Omicron Has Not Killed Anyone Says WHO as New Variant Cases Rise in U.S.

The World Health Organization (WHO) has said that as of Friday, there have been no fatalities linked to Omicron but warned it could take several weeks to determine how infectious the new COVID-19 variant is.

The WHO's assurance comes as the new variant first detected in South Africa last week has now been recorded in 38 countries. In the United States, at least 29 cases of Omicron across 11 states have been reported.

These are California, Nebraska, New York, Maryland, Minnesota, Missouri, Utah, Pennsylvania and Hawaii, CBS News reported. There was also an infection in New Jersey of a Georgia resident.

The WHO said it could also take time to investigate the effectiveness of treatments and whether it causes more severe illness. The organization's emergencies director Michael Ryan said it intended "to get the answers that everybody out there needs." Newsweek has contacted the WHO for further comment.

Vaccine center in DC
People line up outside of a free COVID-19 vaccination site that opened today in the Hubbard Place apartment building on December 3, 2021 in Washington, DC. Samuel Corum/Getty

Although nearly 60 percent of Americans are fully vaccinated against COVID-19, according to the U.S. Centers for Disease Control and Prevention (CDC), there are concerns the heavily mutated Omicron variant could reverse that progress on immunity.

Dr. Anthony Fauci, President Joe Biden's chief medical advisor, tried to assuage concerns about Omicron, with evidence showing it spreads twice as fast as the Delta variant.

He told a White House briefing Friday that studies show that booster shots increase antibody protection against a range of variants.

He said that "there's every reason to believe" that those who are vaccinated and have received a booster "have at least some degree of cross-protection, very likely against severe disease, even against the Omicron variant."

Most Omicron cases that have appeared in the U.S. have been in fully vaccinated people who only experienced mild symptoms.

However, South African scientists have published a study which found Omicron posed a higher risk of reinfecting those who had caught COVID than past variants.

Cases in South Africa have more than tripled in four days while in Norway in what is believed to the world's biggest outbreak, at least 60 people who attended a Christmas party tested positive for the strain this week.

Dr. Bruce Walker, an immunology professor at Harvard Medical School and the Massachusetts Institute of Technology, said in the worst-case scenario, Omicron might be more transmissible and efficient at making copies of itself and thus more dangerous.

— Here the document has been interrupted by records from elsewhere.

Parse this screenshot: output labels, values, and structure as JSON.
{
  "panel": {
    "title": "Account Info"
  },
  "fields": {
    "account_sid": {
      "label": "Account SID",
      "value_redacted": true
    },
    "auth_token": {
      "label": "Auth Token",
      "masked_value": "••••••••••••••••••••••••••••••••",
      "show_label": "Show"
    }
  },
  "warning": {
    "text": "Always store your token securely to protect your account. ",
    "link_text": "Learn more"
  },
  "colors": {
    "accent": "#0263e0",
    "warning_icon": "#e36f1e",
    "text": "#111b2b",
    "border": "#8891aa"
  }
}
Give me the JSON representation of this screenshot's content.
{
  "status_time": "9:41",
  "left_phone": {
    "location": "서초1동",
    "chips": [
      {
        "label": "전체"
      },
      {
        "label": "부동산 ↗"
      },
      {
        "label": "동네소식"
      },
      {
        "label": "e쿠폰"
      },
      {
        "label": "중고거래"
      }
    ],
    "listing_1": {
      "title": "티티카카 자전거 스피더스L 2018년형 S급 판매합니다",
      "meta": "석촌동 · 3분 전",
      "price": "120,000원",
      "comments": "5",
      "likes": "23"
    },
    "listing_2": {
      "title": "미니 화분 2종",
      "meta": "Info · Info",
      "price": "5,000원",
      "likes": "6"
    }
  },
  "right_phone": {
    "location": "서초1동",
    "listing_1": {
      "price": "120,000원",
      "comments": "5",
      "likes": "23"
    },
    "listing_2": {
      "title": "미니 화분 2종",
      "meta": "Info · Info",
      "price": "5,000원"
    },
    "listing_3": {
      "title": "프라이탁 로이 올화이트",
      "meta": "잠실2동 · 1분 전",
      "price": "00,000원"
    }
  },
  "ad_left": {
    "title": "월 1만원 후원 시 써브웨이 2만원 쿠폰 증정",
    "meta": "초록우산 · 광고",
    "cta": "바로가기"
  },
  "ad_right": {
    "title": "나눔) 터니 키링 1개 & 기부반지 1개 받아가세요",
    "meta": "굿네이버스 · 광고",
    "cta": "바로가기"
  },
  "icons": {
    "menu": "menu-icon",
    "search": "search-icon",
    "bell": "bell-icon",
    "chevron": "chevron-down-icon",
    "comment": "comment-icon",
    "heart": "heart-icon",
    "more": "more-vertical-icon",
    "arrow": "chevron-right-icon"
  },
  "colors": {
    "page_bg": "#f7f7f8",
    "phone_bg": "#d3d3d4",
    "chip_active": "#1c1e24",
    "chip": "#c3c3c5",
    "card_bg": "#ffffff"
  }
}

However, it might end up being more transmissible but less dangerous and can even offer protection against future infection with a similar coronavirus. "That's very much wishful thinking right now," Walker told USA Today.